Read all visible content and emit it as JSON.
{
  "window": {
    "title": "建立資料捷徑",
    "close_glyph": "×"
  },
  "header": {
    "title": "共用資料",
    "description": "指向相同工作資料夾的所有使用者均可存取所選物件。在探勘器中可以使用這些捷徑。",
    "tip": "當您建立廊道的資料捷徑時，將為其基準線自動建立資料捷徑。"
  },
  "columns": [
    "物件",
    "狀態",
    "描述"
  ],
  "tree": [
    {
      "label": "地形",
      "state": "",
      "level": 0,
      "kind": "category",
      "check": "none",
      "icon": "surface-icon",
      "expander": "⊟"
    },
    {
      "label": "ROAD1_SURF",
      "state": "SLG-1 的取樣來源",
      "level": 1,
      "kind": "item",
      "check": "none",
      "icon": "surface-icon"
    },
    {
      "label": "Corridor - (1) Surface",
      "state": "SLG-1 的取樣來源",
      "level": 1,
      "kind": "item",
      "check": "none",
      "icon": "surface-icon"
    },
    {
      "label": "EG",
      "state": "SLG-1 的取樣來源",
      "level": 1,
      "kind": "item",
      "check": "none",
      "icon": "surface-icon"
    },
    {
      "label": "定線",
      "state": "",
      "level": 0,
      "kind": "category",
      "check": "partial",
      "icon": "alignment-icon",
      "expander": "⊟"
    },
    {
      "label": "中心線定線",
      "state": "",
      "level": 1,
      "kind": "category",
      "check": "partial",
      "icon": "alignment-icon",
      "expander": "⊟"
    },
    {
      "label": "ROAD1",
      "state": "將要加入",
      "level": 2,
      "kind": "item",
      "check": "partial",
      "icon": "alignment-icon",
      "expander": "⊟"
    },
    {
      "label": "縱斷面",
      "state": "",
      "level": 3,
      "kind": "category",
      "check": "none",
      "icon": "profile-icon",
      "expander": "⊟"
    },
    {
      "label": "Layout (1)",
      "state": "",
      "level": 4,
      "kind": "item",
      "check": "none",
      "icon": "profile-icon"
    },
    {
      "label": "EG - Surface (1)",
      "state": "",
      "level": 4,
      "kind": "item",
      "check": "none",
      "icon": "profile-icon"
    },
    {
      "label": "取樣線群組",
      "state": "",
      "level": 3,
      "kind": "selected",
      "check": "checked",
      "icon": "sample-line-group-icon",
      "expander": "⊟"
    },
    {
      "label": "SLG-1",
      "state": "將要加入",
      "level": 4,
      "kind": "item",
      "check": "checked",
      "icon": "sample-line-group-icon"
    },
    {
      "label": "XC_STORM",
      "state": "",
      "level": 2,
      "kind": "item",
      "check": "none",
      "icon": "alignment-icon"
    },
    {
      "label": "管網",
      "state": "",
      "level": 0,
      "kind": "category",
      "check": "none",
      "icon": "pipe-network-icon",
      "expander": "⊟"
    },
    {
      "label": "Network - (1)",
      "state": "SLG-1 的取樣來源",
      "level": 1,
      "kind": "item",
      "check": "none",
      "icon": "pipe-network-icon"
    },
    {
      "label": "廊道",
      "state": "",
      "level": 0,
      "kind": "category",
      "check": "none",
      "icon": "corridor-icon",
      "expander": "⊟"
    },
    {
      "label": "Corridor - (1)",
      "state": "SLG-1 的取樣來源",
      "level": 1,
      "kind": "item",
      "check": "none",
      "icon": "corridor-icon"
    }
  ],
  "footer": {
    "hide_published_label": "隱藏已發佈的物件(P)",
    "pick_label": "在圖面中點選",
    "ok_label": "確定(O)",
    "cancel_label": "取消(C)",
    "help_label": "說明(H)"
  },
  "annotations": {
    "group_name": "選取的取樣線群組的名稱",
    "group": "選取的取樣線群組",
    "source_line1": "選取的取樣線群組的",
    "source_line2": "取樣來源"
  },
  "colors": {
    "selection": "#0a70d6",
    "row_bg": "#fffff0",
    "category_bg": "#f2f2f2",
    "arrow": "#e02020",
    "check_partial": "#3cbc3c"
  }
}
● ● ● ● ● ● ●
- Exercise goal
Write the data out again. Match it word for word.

- Output of the exercise
Read all visible content and emit it as JSON.
{
  "window": {
    "title": "建立資料捷徑",
    "close_glyph": "×"
  },
  "header": {
    "title": "共用資料",
    "description": "指向相同工作資料夾的所有使用者均可存取所選物件。在探勘器中可以使用這些捷徑。",
    "tip": "當您建立廊道的資料捷徑時，將為其基準線自動建立資料捷徑。"
  },
  "columns": [
    "物件",
    "狀態",
    "描述"
  ],
  "tree": [
    {
      "label": "地形",
      "state": "",
      "level": 0,
      "kind": "category",
      "check": "none",
      "icon": "surface-icon",
      "expander": "⊟"
    },
    {
      "label": "ROAD1_SURF",
      "state": "SLG-1 的取樣來源",
      "level": 1,
      "kind": "item",
      "check": "none",
      "icon": "surface-icon"
    },
    {
      "label": "Corridor - (1) Surface",
      "state": "SLG-1 的取樣來源",
      "level": 1,
      "kind": "item",
      "check": "none",
      "icon": "surface-icon"
    },
    {
      "label": "EG",
      "state": "SLG-1 的取樣來源",
      "level": 1,
      "kind": "item",
      "check": "none",
      "icon": "surface-icon"
    },
    {
      "label": "定線",
      "state": "",
      "level": 0,
      "kind": "category",
      "check": "partial",
      "icon": "alignment-icon",
      "expander": "⊟"
    },
    {
      "label": "中心線定線",
      "state": "",
      "level": 1,
      "kind": "category",
      "check": "partial",
      "icon": "alignment-icon",
      "expander": "⊟"
    },
    {
      "label": "ROAD1",
      "state": "將要加入",
      "level": 2,
      "kind": "item",
      "check": "partial",
      "icon": "alignment-icon",
      "expander": "⊟"
    },
    {
      "label": "縱斷面",
      "state": "",
      "level": 3,
      "kind": "category",
      "check": "none",
      "icon": "profile-icon",
      "expander": "⊟"
    },
    {
      "label": "Layout (1)",
      "state": "",
      "level": 4,
      "kind": "item",
      "check": "none",
      "icon": "profile-icon"
    },
    {
      "label": "EG - Surface (1)",
      "state": "",
      "level": 4,
      "kind": "item",
      "check": "none",
      "icon": "profile-icon"
    },
    {
      "label": "取樣線群組",
      "state": "",
      "level": 3,
      "kind": "selected",
      "check": "checked",
      "icon": "sample-line-group-icon",
      "expander": "⊟"
    },
    {
      "label": "SLG-1",
      "state": "將要加入",
      "level": 4,
      "kind": "item",
      "check": "checked",
      "icon": "sample-line-group-icon"
    },
    {
      "label": "XC_STORM",
      "state": "",
      "level": 2,
      "kind": "item",
      "check": "none",
      "icon": "alignment-icon"
    },
    {
      "label": "管網",
      "state": "",
      "level": 0,
      "kind": "category",
      "check": "none",
      "icon": "pipe-network-icon",
      "expander": "⊟"
    },
    {
      "label": "Network - (1)",
      "state": "SLG-1 的取樣來源",
      "level": 1,
      "kind": "item",
      "check": "none",
      "icon": "pipe-network-icon"
    },
    {
      "label": "廊道",
      "state": "",
      "level": 0,
      "kind": "category",
      "check": "none",
      "icon": "corridor-icon",
      "expander": "⊟"
    },
    {
      "label": "Corridor - (1)",
      "state": "SLG-1 的取樣來源",
      "level": 1,
      "kind": "item",
      "check": "none",
      "icon": "corridor-icon"
    }
  ],
  "footer": {
    "hide_published_label": "隱藏已發佈的物件(P)",
    "pick_label": "在圖面中點選",
    "ok_label": "確定(O)",
    "cancel_label": "取消(C)",
    "help_label": "說明(H)"
  },
  "annotations": {
    "group_name": "選取的取樣線群組的名稱",
    "group": "選取的取樣線群組",
    "source_line1": "選取的取樣線群組的",
    "source_line2": "取樣來源"
  },
  "colors": {
    "selection": "#0a70d6",
    "row_bg": "#fffff0",
    "category_bg": "#f2f2f2",
    "arrow": "#e02020",
    "check_partial": "#3cbc3c"
  }
}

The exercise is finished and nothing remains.